cut Male: 57 cm Female: 53 cm
weight Male: 21 to 30 kg Female: 16 to 23 kg
hair double and medium length
dress Pure white, cream or white and biscuit
eyes Dark brown
ear triangular and slightly rounded at their end.
tail Tied high enough, carried on the back or on the side
behaviour Friendly, open, alert and lively.
federation FCI nomenclature group 5 section 1 no 212
The Samoyed (in Russian Cyrillic Samoyedskaya Sabaka) is one of the oldest dog breeds.
The Samoyed would be one of the first breeds of domesticated dogs with the Basenji. It is also reminiscent of the arctic wolf Canis lupus arctos of North America or Canis lupus albus of northern Siberia. Of Siberian origin, it was used by the Samoyed tribe (nowadays mainly Nénetses) to pull sleds in particular. He had a considerable place within the tribe; both for childcare, for hunting and fishing, for pulling sleds and finally for herding cattle. Unlike other sled dogs, the Samoyed slept with his master in the traditional chum, protecting and warming him. Originally, there was actually a greater variety of coats: black, piebald, cream, biscuit, and white. White dogs were a minority among all these. It is for this reason that today even cream or even biscuit stains on the ears or the body are present and accepted. It is not uncommon to find a black hair among all its fur, a relic of their ancestors. This dog is white today because they are the whitest dogs that were brought back to Europe after the Siberian expeditions and that were selected until obtaining the current type.

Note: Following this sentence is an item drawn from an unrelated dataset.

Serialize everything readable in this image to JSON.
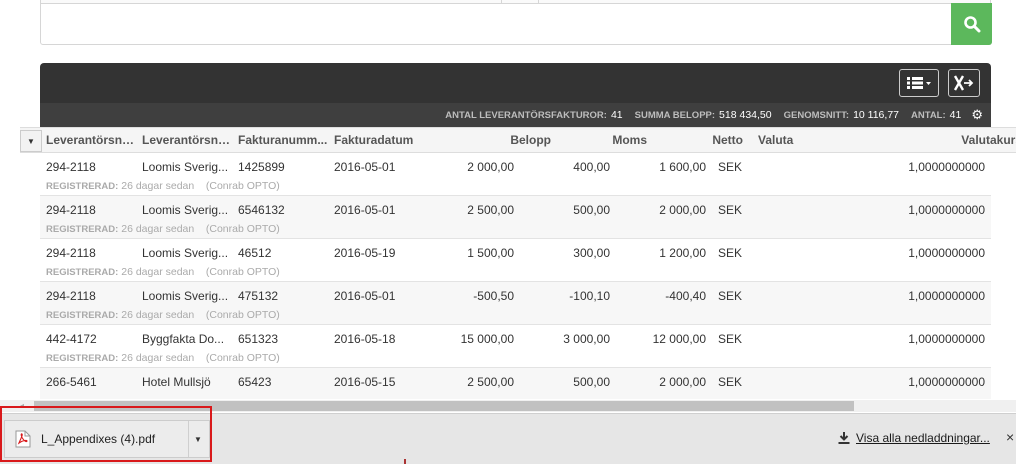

It was a very hardy breed, used during the first polar expeditions (south pole with Roald Amundsen), being able to withstand extreme temperatures of -40°C. The breed had in its beginnings 3 very distinct types: a smaller “fox” type, which the Samoyed tribe used more for the company of children and which was discarded from the start; a "bear" type, more stocky, nevertheless presenting often too sagging aplombs, originally used for hunting and which was however very successful in the United Kingdom was a time for its beautiful head and the characteristic "smile" of the race, as well as its small ears; a “wolf” type, more slender and muscular, with an ideal frame for the line. He had a lot of success in the United States, even if he was criticized for having too big ears. Today, we try to cross the last two types to obtain a "perfect" subject according to the criteria of the standard, but it is not yet easy to obtain the qualities of the two types and we can always see the differences. between "bear" or "English" and "wolf" or "American" lines.

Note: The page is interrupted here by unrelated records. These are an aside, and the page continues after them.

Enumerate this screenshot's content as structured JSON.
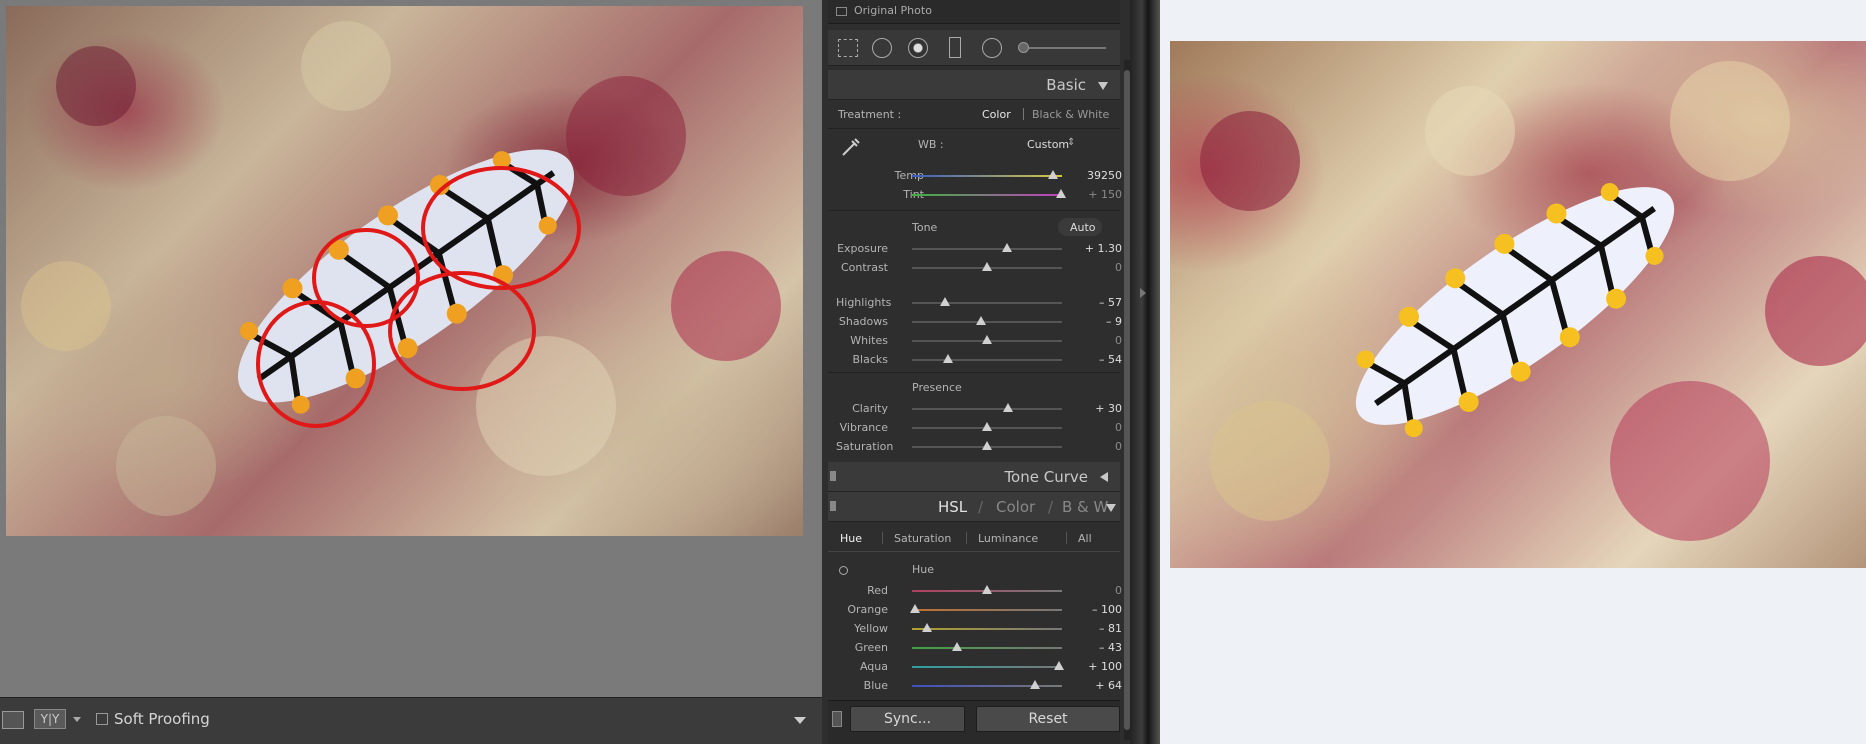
{
  "viewer": {
    "soft_proofing_label": "Soft Proofing",
    "view_mode_label": "Y|Y"
  },
  "panel": {
    "original_photo_label": "Original Photo",
    "basic": {
      "title": "Basic",
      "treatment_label": "Treatment :",
      "treatment_color": "Color",
      "treatment_bw": "Black & White",
      "wb_label": "WB :",
      "wb_value": "Custom",
      "temp": {
        "label": "Temp",
        "value": "39250",
        "position": 0.93
      },
      "tint": {
        "label": "Tint",
        "value": "+ 150",
        "position": 0.98
      },
      "tone_label": "Tone",
      "auto_label": "Auto",
      "tone_sliders": [
        {
          "label": "Exposure",
          "value": "+ 1.30",
          "position": 0.63
        },
        {
          "label": "Contrast",
          "value": "0",
          "position": 0.5
        }
      ],
      "tone_sliders_2": [
        {
          "label": "Highlights",
          "value": "– 57",
          "position": 0.22
        },
        {
          "label": "Shadows",
          "value": "– 9",
          "position": 0.46
        },
        {
          "label": "Whites",
          "value": "0",
          "position": 0.5
        },
        {
          "label": "Blacks",
          "value": "– 54",
          "position": 0.24
        }
      ],
      "presence_label": "Presence",
      "presence_sliders": [
        {
          "label": "Clarity",
          "value": "+ 30",
          "position": 0.64
        },
        {
          "label": "Vibrance",
          "value": "0",
          "position": 0.5
        },
        {
          "label": "Saturation",
          "value": "0",
          "position": 0.5
        }
      ]
    },
    "tone_curve_title": "Tone Curve",
    "hsl": {
      "title_hsl": "HSL",
      "title_color": "Color",
      "title_bw": "B & W",
      "slash": "/",
      "tabs": [
        "Hue",
        "Saturation",
        "Luminance",
        "All"
      ],
      "section_label": "Hue",
      "sliders": [
        {
          "label": "Red",
          "value": "0",
          "position": 0.5,
          "color": "#b04060"
        },
        {
          "label": "Orange",
          "value": "– 100",
          "position": 0.02,
          "color": "#c07030"
        },
        {
          "label": "Yellow",
          "value": "– 81",
          "position": 0.1,
          "color": "#b0a030"
        },
        {
          "label": "Green",
          "value": "– 43",
          "position": 0.3,
          "color": "#40a040"
        },
        {
          "label": "Aqua",
          "value": "+ 100",
          "position": 0.98,
          "color": "#30a0a0"
        },
        {
          "label": "Blue",
          "value": "+ 64",
          "position": 0.82,
          "color": "#4050c0"
        }
      ]
    },
    "sync_label": "Sync...",
    "reset_label": "Reset"
  },
  "colors": {
    "annotation_red": "#e01818",
    "nudibranch_body": "#dfe3f0",
    "nudibranch_spots": "#f0a020"
  }
}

Versatile dog par excellence, he shines just as well in agility, dog shows, cani-cross, as in sled teaming or ski-joring in winter and kart or bikejoring in summer (teaming with one or two dogs on a mountain bike or off-road scooter). He is considered a very good lead dog, the males, although imposing, are not as powerful as Malamutes and slower than Huskies. A 100% Samoyed team is therefore a good compromise between these two breeds, but it is unfortunately only rarely found in competition, although they have real qualities. The males will be harnessed just in front of the sled (wheel dogs, powerful) and the females in front, faster, as lead dogs, very attentive to orders. It can even be used as a shepherd dog on occasion, as the Samoyed tribe did with its reindeer. On the whole, he will be very gifted in the disciplines of movement and “pure” obedience will be a nightmare for him. For the sportsmen, the orders of directions for the coupling will be learned as of four months and one will make it pull from twelve to fourteen months only to avoid any problem of balances or articulations.